> _Goal of the exercise_:
Copy every line that contains the string "false" from the entries below.

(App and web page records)
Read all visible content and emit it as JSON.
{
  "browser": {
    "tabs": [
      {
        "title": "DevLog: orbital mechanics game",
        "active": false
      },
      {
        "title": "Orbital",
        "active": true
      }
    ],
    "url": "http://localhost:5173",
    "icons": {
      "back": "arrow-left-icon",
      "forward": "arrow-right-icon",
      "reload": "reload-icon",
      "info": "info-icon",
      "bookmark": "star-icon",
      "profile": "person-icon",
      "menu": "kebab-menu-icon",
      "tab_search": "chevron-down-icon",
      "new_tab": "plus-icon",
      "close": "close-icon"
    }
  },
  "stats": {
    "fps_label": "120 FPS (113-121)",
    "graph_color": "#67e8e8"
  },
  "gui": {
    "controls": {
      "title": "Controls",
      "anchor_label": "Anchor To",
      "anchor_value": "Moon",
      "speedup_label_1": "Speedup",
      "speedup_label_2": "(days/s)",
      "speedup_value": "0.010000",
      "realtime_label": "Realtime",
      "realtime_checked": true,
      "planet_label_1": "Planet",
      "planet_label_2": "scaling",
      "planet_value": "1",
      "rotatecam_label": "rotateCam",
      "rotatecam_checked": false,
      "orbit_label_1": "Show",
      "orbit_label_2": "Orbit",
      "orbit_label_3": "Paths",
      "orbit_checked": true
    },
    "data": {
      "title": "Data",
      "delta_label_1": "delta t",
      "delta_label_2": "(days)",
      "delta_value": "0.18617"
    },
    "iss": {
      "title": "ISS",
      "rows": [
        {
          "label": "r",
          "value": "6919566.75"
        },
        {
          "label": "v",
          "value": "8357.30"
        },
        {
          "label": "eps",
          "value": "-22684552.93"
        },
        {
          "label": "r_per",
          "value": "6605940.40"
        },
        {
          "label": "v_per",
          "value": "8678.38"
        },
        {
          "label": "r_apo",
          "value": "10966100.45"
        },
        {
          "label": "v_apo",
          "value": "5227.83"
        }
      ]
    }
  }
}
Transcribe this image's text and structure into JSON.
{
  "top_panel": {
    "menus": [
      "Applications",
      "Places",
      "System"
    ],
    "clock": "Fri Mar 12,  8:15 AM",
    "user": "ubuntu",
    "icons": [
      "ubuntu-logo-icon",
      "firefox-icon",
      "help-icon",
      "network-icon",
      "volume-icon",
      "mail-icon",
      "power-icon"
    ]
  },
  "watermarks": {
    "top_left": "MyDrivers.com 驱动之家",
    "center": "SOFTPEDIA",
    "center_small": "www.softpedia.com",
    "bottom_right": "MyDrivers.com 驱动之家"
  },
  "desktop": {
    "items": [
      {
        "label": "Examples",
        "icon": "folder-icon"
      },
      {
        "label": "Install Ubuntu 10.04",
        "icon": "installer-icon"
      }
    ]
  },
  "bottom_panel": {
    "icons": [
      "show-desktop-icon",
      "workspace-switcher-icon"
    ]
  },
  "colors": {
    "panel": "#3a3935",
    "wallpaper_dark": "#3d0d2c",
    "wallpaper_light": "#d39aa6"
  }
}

> _Your solution_:
        "active": false
      "rotatecam_checked": false,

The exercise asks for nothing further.